---------- Information supplied
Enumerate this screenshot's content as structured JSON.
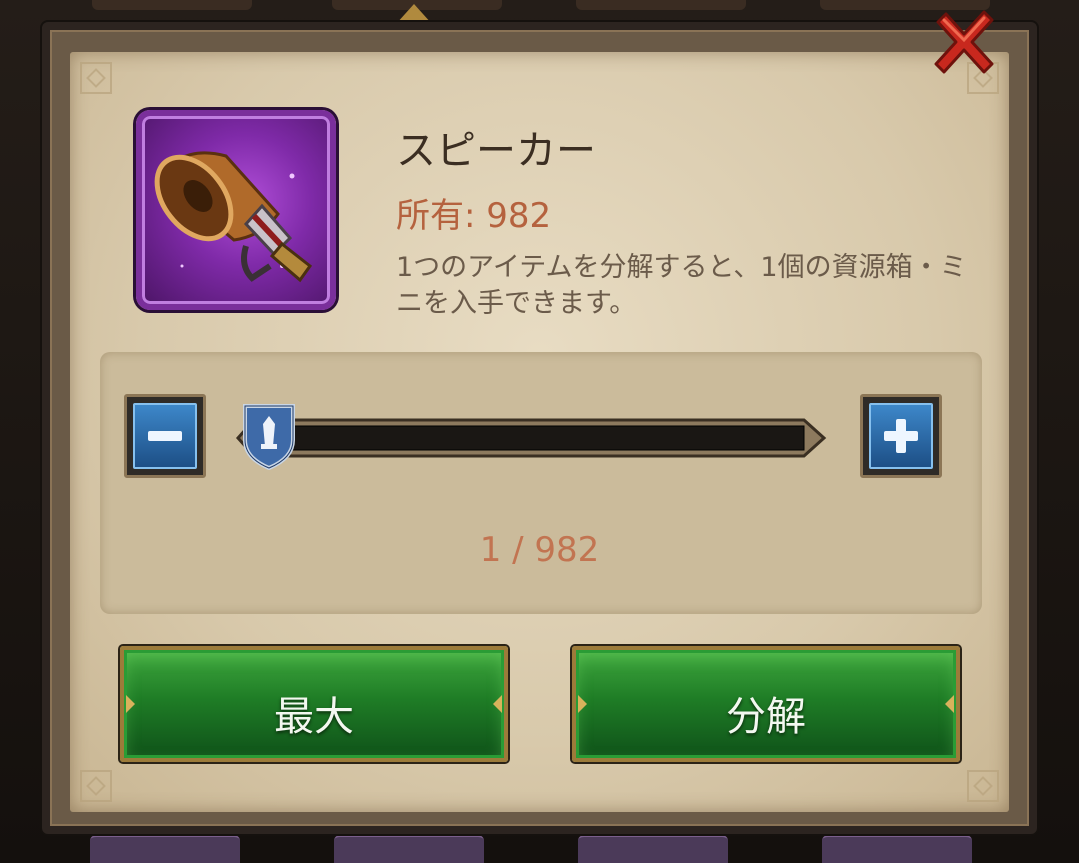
{
  "item": {
    "name": "スピーカー",
    "owned_label": "所有: 982",
    "description": "1つのアイテムを分解すると、1個の資源箱・ミニを入手できます。",
    "icon": "megaphone-icon",
    "rarity_color": "#8a2fb3"
  },
  "slider": {
    "current": 1,
    "max": 982,
    "count_label": "1 / 982",
    "level": 0.001
  },
  "buttons": {
    "max_label": "最大",
    "dismantle_label": "分解"
  },
  "colors": {
    "accent_orange": "#b5623e",
    "button_green": "#1f7d26",
    "stepper_blue": "#2b6aa8",
    "close_red": "#c8281e"
  }
}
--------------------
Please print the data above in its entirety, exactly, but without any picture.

## Answer:
Enumerate this screenshot's content as structured JSON.
{
  "item": {
    "name": "スピーカー",
    "owned_label": "所有: 982",
    "description": "1つのアイテムを分解すると、1個の資源箱・ミニを入手できます。",
    "icon": "megaphone-icon",
    "rarity_color": "#8a2fb3"
  },
  "slider": {
    "current": 1,
    "max": 982,
    "count_label": "1 / 982",
    "level": 0.001
  },
  "buttons": {
    "max_label": "最大",
    "dismantle_label": "分解"
  },
  "colors": {
    "accent_orange": "#b5623e",
    "button_green": "#1f7d26",
    "stepper_blue": "#2b6aa8",
    "close_red": "#c8281e"
  }
}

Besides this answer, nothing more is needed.